The Supreme Court is expected to hear a batch of pleas on Monday challenging the Allahabad High Court's 2010 verdict by which the disputed land on the Ram Janmabhoomi-Babri Masjid area in Ayodhya was divided into three parts.
The matter would be heard by a bench of Chief Justice of India Ranjan Gogoi and justices Sanjay Kishan Kaul and KM Joseph.
The top court bench of then Chief Justice Dipak Misra, Justice Ashok Bhushan and Justice S. Abdul Nazeer by a majority of 2:1 while rejecting the plea challenging the High Court judgment had directed that the matter would be heard by a three-judge bench from October 29.
The majority judgement on September 27 held that a new constituted bench will commence hearing from October 29 on a batch of petitions filed by both the sides -- Hindu and Muslim stakeholders -- challenging the 2010 high court judgement.
The Muslim petitioners had pressed for hearing the challenge to the High Court judgment by a five-judge bench as the court had relied on a 1994 top court judgment that said that mosque was not essential to Islam for offering 'namaz'.
The three-judge bench while rejecting the plea had on September 27 said, "We are of the considered opinion that no case has been made out to refer the Constitution Bench judgment of this court in Ismail Faruqui case for reconsideration."
"We again make it clear that questionable observations made in the Ismail Faruqui's case ... were made in the context of land acquisition. Those observations were neither relevant for deciding the suits nor relevant for deciding these appeals," the majority judgement had said.
In his minority judgement, Justice Nazeer had said that the "questionable" observations in the Ismail Faruqui ruling were arrived at without undertaking a comprehensive examination. He had said a Constitution Bench must decide what constitutes essential practices of a religion and thereafter the Ayodhya land dispute should be heard.
Justice Nazeer also said that whether mosque was an essential part of Islam for offering namaz was to be decided considering the religious beliefs, and that requires detailed consideration.
"It is clear that the question as to whether a particular religious practice is an integral part of the religion is to be considered by the doctrine, tenets and beliefs of the religion," he observed.

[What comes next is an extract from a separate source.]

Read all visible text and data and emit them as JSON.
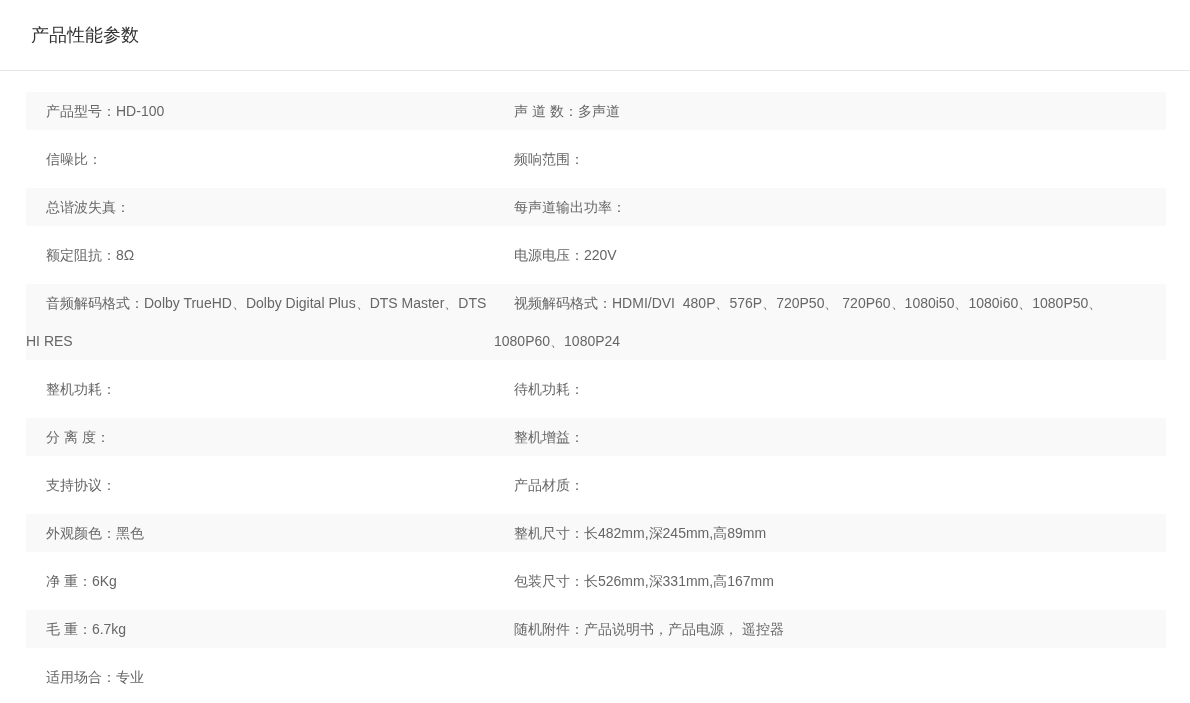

He said the question of the 1994 Ismail Farooqi judgement needed to be referred to a larger Constitution Bench.
(With agency inputs)